The topic of childhood obesity has been hitting the headlines more and more frequently over the last year and is referred to as an epidemic. Rates of childhood obesity are at their highest with an estimated 20% of 5 years old (reception children) and 33% of 11-year-olds (school year 6) recorded as overweight or obese and boys much more likely to be so*
It’s a topic that has so much emotion attached to it, a substantial amount of denial and also confusion as to how to resolve the issue.
I suspect there are a number of factors contributing to this “crisis” and understanding these may help with the solution. Here are just some of those possible
- An increase in sugar consumption over time – sugar provides high levels of energy which, if not utilised, may be stored as fat.
- A decrease in activity levels – this may be in part due to the focus schools are giving to academic subjects over the more physical subjects, children being driven to school instead of walking, families being more time poor and not getting out or the increase in time spent on electronic devices in the home.
- The increase in portion sizes given to children – meals out can be large in size or there can be an over-reliance on snacks
- An over-reliance on processed foods and fast food – these foods can be low in nutrients and high in unhealthy fats
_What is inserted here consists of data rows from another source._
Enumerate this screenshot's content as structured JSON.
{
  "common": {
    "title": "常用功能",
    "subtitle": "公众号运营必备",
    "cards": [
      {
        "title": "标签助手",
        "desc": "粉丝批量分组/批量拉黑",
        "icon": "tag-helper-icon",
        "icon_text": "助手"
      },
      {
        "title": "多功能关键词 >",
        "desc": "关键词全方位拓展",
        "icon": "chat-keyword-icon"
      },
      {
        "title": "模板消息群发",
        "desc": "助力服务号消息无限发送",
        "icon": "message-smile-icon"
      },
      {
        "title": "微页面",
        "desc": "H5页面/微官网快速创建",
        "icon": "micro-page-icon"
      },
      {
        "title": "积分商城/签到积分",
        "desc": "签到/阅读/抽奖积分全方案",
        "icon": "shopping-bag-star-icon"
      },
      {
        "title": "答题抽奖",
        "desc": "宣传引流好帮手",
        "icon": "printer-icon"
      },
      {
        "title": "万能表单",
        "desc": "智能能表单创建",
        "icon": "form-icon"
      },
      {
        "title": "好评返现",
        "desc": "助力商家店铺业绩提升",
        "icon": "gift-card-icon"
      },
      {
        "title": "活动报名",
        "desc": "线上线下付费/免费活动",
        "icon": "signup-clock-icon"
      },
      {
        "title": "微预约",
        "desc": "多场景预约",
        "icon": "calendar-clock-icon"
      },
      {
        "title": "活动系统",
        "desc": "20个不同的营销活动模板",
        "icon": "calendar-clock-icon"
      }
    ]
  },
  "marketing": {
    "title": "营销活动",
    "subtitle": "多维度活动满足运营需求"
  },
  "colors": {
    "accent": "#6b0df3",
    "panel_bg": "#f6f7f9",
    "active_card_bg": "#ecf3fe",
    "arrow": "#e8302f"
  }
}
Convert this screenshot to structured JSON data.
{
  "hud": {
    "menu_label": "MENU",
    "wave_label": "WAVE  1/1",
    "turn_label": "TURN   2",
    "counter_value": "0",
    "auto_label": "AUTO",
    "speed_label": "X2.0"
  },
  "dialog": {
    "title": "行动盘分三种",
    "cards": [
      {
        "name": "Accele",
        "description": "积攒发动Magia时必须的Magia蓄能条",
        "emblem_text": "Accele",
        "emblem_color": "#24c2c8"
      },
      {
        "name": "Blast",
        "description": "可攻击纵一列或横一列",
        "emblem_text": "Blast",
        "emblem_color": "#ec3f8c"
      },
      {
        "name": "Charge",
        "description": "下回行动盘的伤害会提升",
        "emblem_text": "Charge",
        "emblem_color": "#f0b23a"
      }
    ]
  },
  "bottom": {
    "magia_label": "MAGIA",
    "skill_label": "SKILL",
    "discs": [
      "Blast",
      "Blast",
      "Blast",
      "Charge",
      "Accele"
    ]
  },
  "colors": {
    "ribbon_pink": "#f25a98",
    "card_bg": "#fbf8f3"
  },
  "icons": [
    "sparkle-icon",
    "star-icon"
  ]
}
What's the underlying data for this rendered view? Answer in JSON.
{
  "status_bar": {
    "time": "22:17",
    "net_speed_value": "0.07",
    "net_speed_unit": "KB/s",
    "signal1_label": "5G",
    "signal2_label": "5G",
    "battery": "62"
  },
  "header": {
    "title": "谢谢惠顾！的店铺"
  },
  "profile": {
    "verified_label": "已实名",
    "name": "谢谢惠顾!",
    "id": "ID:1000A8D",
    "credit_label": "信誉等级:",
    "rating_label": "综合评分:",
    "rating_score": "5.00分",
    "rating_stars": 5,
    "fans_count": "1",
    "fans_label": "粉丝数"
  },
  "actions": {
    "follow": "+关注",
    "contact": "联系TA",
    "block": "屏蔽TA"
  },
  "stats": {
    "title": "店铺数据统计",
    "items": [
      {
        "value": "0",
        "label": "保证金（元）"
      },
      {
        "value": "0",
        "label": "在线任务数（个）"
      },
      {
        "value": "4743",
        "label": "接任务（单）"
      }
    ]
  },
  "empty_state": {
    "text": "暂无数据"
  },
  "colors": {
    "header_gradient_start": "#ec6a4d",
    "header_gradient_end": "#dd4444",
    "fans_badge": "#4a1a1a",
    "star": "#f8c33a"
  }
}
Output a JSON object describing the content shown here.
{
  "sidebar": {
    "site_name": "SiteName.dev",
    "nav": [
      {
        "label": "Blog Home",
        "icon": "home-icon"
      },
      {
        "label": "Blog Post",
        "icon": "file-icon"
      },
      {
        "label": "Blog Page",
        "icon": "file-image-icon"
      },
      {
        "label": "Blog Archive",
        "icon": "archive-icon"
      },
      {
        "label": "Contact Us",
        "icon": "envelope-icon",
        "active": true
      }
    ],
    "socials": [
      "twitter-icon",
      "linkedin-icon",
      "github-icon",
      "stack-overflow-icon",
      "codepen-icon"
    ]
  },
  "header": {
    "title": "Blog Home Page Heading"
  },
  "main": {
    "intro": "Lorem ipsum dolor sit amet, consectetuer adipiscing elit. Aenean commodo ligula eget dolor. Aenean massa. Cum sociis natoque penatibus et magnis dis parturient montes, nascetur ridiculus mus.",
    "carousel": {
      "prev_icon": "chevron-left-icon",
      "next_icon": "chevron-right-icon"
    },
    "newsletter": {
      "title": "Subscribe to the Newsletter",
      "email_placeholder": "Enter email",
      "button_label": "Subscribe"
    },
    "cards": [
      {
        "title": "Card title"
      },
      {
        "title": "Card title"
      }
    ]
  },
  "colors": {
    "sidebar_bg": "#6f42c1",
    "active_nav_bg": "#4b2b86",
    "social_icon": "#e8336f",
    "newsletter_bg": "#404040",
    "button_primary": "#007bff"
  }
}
- The increase in caesarean births – There is a link between the gut microbiome and weight gain. C-section births don’t provide the same exposure to initial gut bacteria and those that do colonise may increase the risk of weight gain**
- A lack of sleep – whilst we sleep our appetite hormones are reset. A lack of sleep is known to increase appetite hormones and may mean overeating is more likely
Tackling obesity among children is not easy but the first step is to recognise that your child is not a healthy weight for their height. The next step to consider is the language you use with your child. Words such as dieting, being fat or chubby are all negative and may increase anxieties or negative body image and should be avoided – much better are to talk about eating well, strength and improving energy and not making a big deal around changing weight.
Considering what your child is eating and the quantity consumed is key. Whilst weight gain and excess body fat is greatly more complex than calories in versus calories out, it is a consideration and reducing portions and snacks and limiting foods high in sugar and unhealthy fats may well help with the optimisation of weight.
Radically reducing calories and portions is best avoided. Children do need a relatively high number of nutrients for their size to enable them to grow and develop optimally. Restricting the quantity of foods consumed is likely to result in a lack of key nutrients and may impact normal growth.
Assessing activity levels is a key factor. Government recommendations are for an hour of moderate activity levels per day. Many children under the age of 18 are failing to hit this recommended level.
A more in-depth look at childhood obesity, the causes, risk factors and future implications with practical tips on how to support your child can be found in my online child nutrition course which is coming soon.
*Public Health England – National Child Measurement programme 2014/15
** Kuhle S et al (2015) Association between caesarean section and childhood obesity: a systematic review and meta-analysis. Obesity Reviews Vol 16, issue 4.